The insurer will make coverage of artificial insemination standard for all customers nationally and work to ensure that patients have equal access.
A sign sits on the campus of the insurance and managed health care company Aetna.
Posted at 2:05 PM, May 04, 2024

Aetna has agreed to settle a lawsuit that accused the health insurer of discriminating against LGBTQ+ customers in need of fertility treatment.

Under the deal announced Friday, the insurer will make coverage of artificial insemination standard for all customers nationally and work to ensure that patients have equal access to more expensive in-vitro fertilization procedures, according to the National Women’s Law Center, which represented plaintiffs in the case.

Aetna, the health insurance arm of CVS Health Corp., covers nearly 19 million people with commercial coverage, including employer-sponsored health insurance.

The insurer will set aside a $2 million fund to reimburse people who had coverage from some of its commercial insurance plans in New York and were denied reimbursement for artificial insemination, a procedure in which sperm is placed directly in a woman’s uterus.
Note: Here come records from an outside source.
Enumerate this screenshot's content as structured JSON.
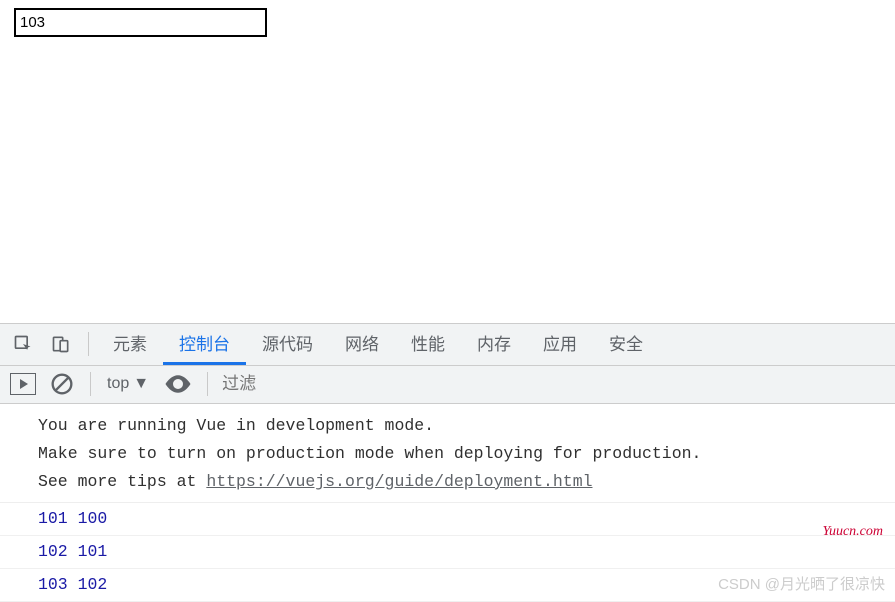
{
  "page": {
    "input_value": "103"
  },
  "devtools": {
    "tabs": {
      "elements": "元素",
      "console": "控制台",
      "sources": "源代码",
      "network": "网络",
      "performance": "性能",
      "memory": "内存",
      "application": "应用",
      "security": "安全"
    },
    "context": "top",
    "filter_placeholder": "过滤"
  },
  "console": {
    "msg_line1": "You are running Vue in development mode.",
    "msg_line2": "Make sure to turn on production mode when deploying for production.",
    "msg_line3_prefix": "See more tips at ",
    "msg_line3_link": "https://vuejs.org/guide/deployment.html",
    "logs": [
      {
        "a": "101",
        "b": "100"
      },
      {
        "a": "102",
        "b": "101"
      },
      {
        "a": "103",
        "b": "102"
      }
    ]
  },
  "watermarks": {
    "site": "Yuucn.com",
    "author": "CSDN @月光晒了很凉快"
  }
}
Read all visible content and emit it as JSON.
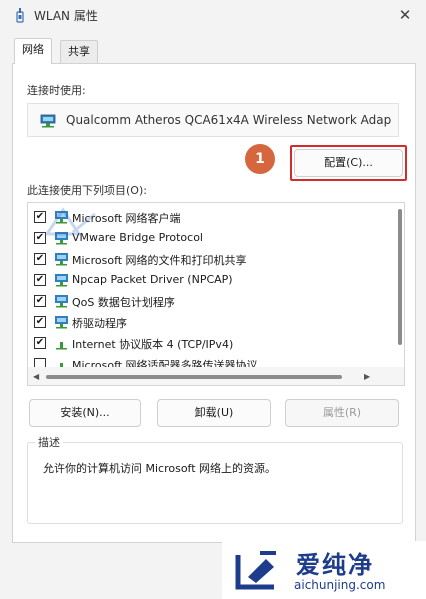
{
  "window": {
    "title": "WLAN 属性",
    "close": "✕"
  },
  "tabs": [
    {
      "label": "网络",
      "active": true
    },
    {
      "label": "共享",
      "active": false
    }
  ],
  "connect_using": {
    "label": "连接时使用:",
    "adapter": "Qualcomm Atheros QCA61x4A Wireless Network Adap"
  },
  "configure_button": "配置(C)...",
  "annotation_marker": "1",
  "items_label": "此连接使用下列项目(O):",
  "items": [
    {
      "label": "Microsoft 网络客户端",
      "checked": true,
      "icon": "network-client-icon"
    },
    {
      "label": "VMware Bridge Protocol",
      "checked": true,
      "icon": "network-protocol-icon"
    },
    {
      "label": "Microsoft 网络的文件和打印机共享",
      "checked": true,
      "icon": "network-service-icon"
    },
    {
      "label": "Npcap Packet Driver (NPCAP)",
      "checked": true,
      "icon": "network-protocol-icon"
    },
    {
      "label": "QoS 数据包计划程序",
      "checked": true,
      "icon": "network-service-icon"
    },
    {
      "label": "桥驱动程序",
      "checked": true,
      "icon": "network-protocol-icon"
    },
    {
      "label": "Internet 协议版本 4 (TCP/IPv4)",
      "checked": true,
      "icon": "protocol-arrow-icon"
    },
    {
      "label": "Microsoft 网络适配器多路传送器协议",
      "checked": false,
      "icon": "protocol-arrow-icon"
    }
  ],
  "buttons": {
    "install": "安装(N)...",
    "uninstall": "卸载(U)",
    "properties": "属性(R)"
  },
  "description": {
    "title": "描述",
    "text": "允许你的计算机访问 Microsoft 网络上的资源。"
  },
  "watermark": {
    "name": "爱纯净",
    "url": "aichunjing.com"
  },
  "colors": {
    "accent": "#d72b2b",
    "marker": "#d6663e",
    "watermark": "#1d3c8c"
  }
}
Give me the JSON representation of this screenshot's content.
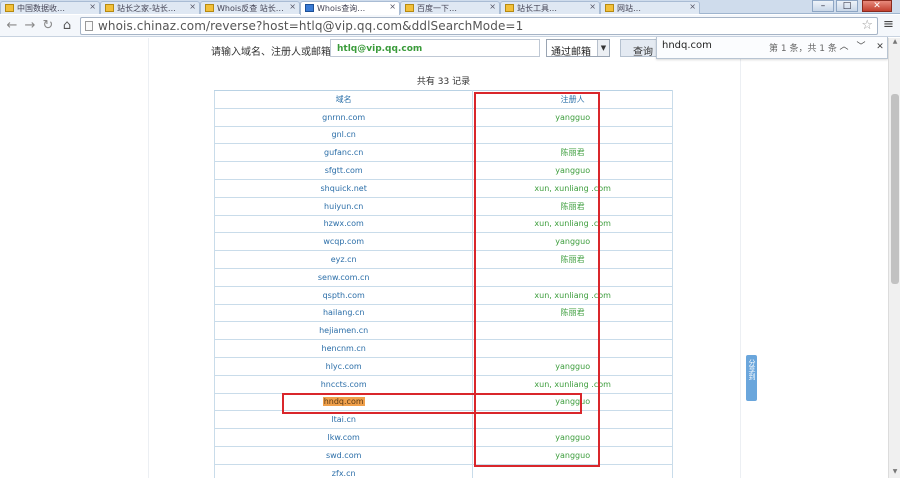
{
  "browser": {
    "tabs": [
      {
        "label": "中国数据收…",
        "active": false
      },
      {
        "label": "站长之家-站长…",
        "active": false
      },
      {
        "label": "Whois反查 站长…",
        "active": true
      },
      {
        "label": "Whois查询…",
        "active": false
      },
      {
        "label": "百度一下…",
        "active": false
      },
      {
        "label": "站长工具…",
        "active": false
      },
      {
        "label": "网站…",
        "active": false
      }
    ],
    "url": "whois.chinaz.com/reverse?host=htlq@vip.qq.com&ddlSearchMode=1",
    "window_controls": {
      "minimize": "–",
      "maximize": "□",
      "close": "✕"
    }
  },
  "search_form": {
    "label": "请输入域名、注册人或邮箱:",
    "value": "htlq@vip.qq.com",
    "mode_selected": "通过邮箱",
    "submit_label": "查询"
  },
  "find_bar": {
    "query": "hndq.com",
    "count": "第 1 条，共 1 条"
  },
  "results": {
    "summary": "共有 33 记录",
    "headers": {
      "domain": "域名",
      "registrant": "注册人"
    },
    "rows": [
      {
        "domain": "gnrnn.com",
        "registrant": "yangguo"
      },
      {
        "domain": "gnl.cn",
        "registrant": ""
      },
      {
        "domain": "gufanc.cn",
        "registrant": "陈丽君"
      },
      {
        "domain": "sfgtt.com",
        "registrant": "yangguo"
      },
      {
        "domain": "shquick.net",
        "registrant": "xun, xunliang .com"
      },
      {
        "domain": "huiyun.cn",
        "registrant": "陈丽君"
      },
      {
        "domain": "hzwx.com",
        "registrant": "xun, xunliang .com"
      },
      {
        "domain": "wcqp.com",
        "registrant": "yangguo"
      },
      {
        "domain": "eyz.cn",
        "registrant": "陈丽君"
      },
      {
        "domain": "senw.com.cn",
        "registrant": ""
      },
      {
        "domain": "qspth.com",
        "registrant": "xun, xunliang .com"
      },
      {
        "domain": "hailang.cn",
        "registrant": "陈丽君"
      },
      {
        "domain": "hejiamen.cn",
        "registrant": ""
      },
      {
        "domain": "hencnm.cn",
        "registrant": ""
      },
      {
        "domain": "hlyc.com",
        "registrant": "yangguo"
      },
      {
        "domain": "hnccts.com",
        "registrant": "xun, xunliang .com"
      },
      {
        "domain": "hndq.com",
        "registrant": "yangguo",
        "highlight": true
      },
      {
        "domain": "ltai.cn",
        "registrant": ""
      },
      {
        "domain": "lkw.com",
        "registrant": "yangguo"
      },
      {
        "domain": "swd.com",
        "registrant": "yangguo"
      },
      {
        "domain": "zfx.cn",
        "registrant": ""
      }
    ]
  },
  "side_widget": {
    "label": "分享到"
  },
  "colors": {
    "annotation": "#d9262b",
    "domain_link": "#2b6ea8",
    "registrant": "#3c9d3c",
    "find_highlight": "#f0a04b"
  }
}
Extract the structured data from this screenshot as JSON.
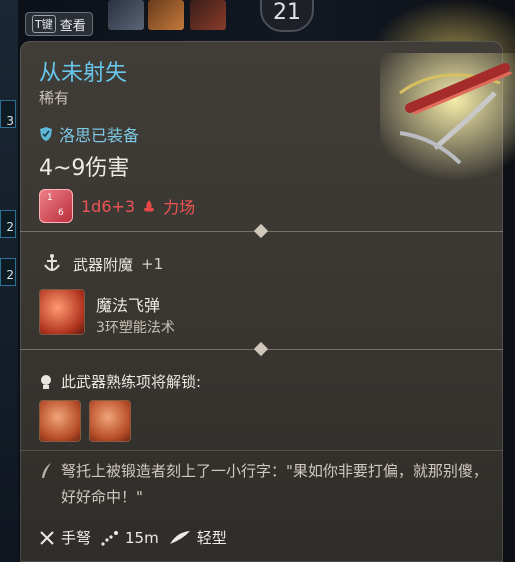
{
  "topbar": {
    "key_label": "T键",
    "view_label": "查看",
    "level": "21"
  },
  "left_slots": [
    "3",
    "2",
    "2"
  ],
  "item": {
    "name": "从未射失",
    "rarity": "稀有",
    "equipped_by": "洛思已装备",
    "damage": "4~9伤害",
    "damage_dice": "1d6+3",
    "damage_type": "力场",
    "dice_face_a": "1",
    "dice_face_b": "6"
  },
  "enchant": {
    "title": "武器附魔",
    "bonus": "+1",
    "spell_name": "魔法飞弹",
    "spell_detail": "3环塑能法术"
  },
  "proficiency": {
    "title": "此武器熟练项将解锁:"
  },
  "flavor": {
    "text": "弩托上被锻造者刻上了一小行字：\"果如你非要打偏，就那别傻，好好命中！\""
  },
  "footer": {
    "weapon_type": "手弩",
    "range": "15m",
    "weight_class": "轻型"
  },
  "icons": {
    "equipped": "shield-check-icon",
    "enchant": "anchor-star-icon",
    "proficiency": "lightbulb-icon",
    "flavor": "quill-icon",
    "weapon_type": "crossed-bolts-icon",
    "range": "dotted-arc-icon",
    "weight": "feather-icon"
  },
  "colors": {
    "title": "#67c6ea",
    "equipped": "#7dc9e4",
    "damage": "#ef5454",
    "panel": "#3b3833"
  }
}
A CVS Health spokesman said the company was pleased to resolve the case and “committed to providing quality care to all individuals regardless of their sexual orientation or gender identity.”

A federal judge still must approve the deal.

The settlement stems from a 2021 lawsuit filed in a federal court in New York. Emma Goidel said she and her spouse, Ilana Caplan, spent more than $50,000 on fertility treatments to conceive their second child after Aetna rejected several requests for coverage.

The couple had insurance through a Columbia University student health plan.

Their plan required people who cannot conceive a child naturally to first pay thousands of dollars for cycles of artificial insemination before the insurer would start covering fertility treatments.

The lawsuit noted that heterosexual couples didn’t have the same costs. They just had to attest that no pregnancy had occurred after several months of unprotected sex before they got coverage.

“You never know when you start trying to conceive and you have to do it at the doctor, how long it’s going to take and how much it’s going to cost,” Goidel said. “It was unexpected, to say the least.”

Goidel became pregnant with the couple’s second child after six cycles of artificial insemination — which each cost a few thousand dollars — and one unsuccessful, $20,000 attempt at in vitro fertilization, where an embryo is created by mixing eggs and sperm in a lab dish.

Goidel said she’s “thrilled” that Aetna changed its policy as part of the settlement, and she expects to be reimbursed.

Fertility treatment coverage has grown more common in recent years, especially among employers eager to recruit and retain workers.

The benefits consultant Mercer says 45% of employers with 500 or more workers offered IVF coverage last year. That’s up from 36% in 2021. Many place limits on the number of treatment cycles or set a lifetime maximum for the benefit.

Many insurers also cover artificial insemination as a standard benefit for all policyholders, according to Sean Tipton of the American Society for Reproductive Medicine.